Exercise goal - Your answer should consist of each line from the data below that contains "title".

[Items from an interface collection]

========

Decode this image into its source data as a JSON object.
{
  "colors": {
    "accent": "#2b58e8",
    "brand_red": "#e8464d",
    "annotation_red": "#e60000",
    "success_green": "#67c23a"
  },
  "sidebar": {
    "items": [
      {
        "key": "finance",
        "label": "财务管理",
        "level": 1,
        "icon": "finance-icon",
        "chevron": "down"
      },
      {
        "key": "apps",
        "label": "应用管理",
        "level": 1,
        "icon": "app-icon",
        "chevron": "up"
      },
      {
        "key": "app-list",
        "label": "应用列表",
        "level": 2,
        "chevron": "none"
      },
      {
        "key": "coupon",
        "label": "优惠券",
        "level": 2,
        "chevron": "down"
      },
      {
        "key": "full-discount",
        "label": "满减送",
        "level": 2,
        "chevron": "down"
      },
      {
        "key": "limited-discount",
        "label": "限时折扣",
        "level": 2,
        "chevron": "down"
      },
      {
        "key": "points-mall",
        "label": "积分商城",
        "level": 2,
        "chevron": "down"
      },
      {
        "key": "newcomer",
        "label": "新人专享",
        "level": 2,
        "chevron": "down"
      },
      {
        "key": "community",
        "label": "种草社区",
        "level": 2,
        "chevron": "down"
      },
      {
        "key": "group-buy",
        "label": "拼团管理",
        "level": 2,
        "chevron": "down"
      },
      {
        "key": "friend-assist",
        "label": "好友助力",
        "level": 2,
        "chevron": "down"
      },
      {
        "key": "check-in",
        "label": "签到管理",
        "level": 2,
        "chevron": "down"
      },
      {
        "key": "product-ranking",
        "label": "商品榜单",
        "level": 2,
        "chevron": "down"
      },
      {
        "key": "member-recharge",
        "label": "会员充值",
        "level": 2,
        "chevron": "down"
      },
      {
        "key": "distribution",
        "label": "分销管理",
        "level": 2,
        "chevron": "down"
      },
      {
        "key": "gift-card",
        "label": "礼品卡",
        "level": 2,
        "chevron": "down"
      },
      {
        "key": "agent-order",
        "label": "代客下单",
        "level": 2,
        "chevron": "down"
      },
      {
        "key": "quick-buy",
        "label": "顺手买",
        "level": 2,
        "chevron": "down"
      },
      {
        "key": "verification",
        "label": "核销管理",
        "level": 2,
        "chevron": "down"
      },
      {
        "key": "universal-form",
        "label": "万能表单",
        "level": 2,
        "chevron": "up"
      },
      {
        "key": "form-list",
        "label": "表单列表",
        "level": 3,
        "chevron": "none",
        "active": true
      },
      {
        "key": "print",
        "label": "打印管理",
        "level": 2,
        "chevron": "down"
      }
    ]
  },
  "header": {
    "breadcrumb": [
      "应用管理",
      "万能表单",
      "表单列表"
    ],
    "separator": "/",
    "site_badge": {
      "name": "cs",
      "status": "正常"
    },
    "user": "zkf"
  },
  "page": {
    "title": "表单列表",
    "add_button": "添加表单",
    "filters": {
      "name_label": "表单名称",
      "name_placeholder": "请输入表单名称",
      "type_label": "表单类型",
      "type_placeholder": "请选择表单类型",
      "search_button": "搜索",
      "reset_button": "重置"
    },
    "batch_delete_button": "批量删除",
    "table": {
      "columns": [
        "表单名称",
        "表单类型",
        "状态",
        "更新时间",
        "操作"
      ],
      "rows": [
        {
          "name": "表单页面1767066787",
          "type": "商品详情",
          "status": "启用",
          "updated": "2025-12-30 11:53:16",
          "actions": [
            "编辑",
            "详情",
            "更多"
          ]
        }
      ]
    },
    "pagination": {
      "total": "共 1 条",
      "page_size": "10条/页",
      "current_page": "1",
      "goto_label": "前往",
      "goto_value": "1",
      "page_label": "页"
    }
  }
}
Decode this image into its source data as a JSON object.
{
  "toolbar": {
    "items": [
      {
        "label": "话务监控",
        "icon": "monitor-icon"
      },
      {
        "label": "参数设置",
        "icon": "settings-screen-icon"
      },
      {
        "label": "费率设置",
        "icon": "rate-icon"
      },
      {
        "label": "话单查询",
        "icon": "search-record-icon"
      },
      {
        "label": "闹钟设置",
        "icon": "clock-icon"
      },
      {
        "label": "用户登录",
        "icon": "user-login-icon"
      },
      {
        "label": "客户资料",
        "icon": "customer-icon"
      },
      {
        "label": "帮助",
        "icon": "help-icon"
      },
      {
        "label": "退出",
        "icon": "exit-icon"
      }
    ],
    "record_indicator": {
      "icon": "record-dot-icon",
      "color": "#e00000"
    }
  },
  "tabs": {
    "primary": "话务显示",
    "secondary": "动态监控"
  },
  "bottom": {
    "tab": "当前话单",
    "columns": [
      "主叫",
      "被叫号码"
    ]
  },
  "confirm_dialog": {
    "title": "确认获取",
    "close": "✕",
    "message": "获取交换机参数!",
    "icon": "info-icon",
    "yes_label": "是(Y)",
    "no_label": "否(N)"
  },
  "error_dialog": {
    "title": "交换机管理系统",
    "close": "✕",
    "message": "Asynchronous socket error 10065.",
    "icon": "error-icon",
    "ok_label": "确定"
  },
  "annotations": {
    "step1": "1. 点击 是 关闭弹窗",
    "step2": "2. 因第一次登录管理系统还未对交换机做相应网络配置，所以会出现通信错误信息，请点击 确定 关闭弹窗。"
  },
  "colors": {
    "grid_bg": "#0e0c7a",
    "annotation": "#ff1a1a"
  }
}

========

Response -
    "title": "表单列表",
    "title": "确认获取",
    "title": "交换机管理系统",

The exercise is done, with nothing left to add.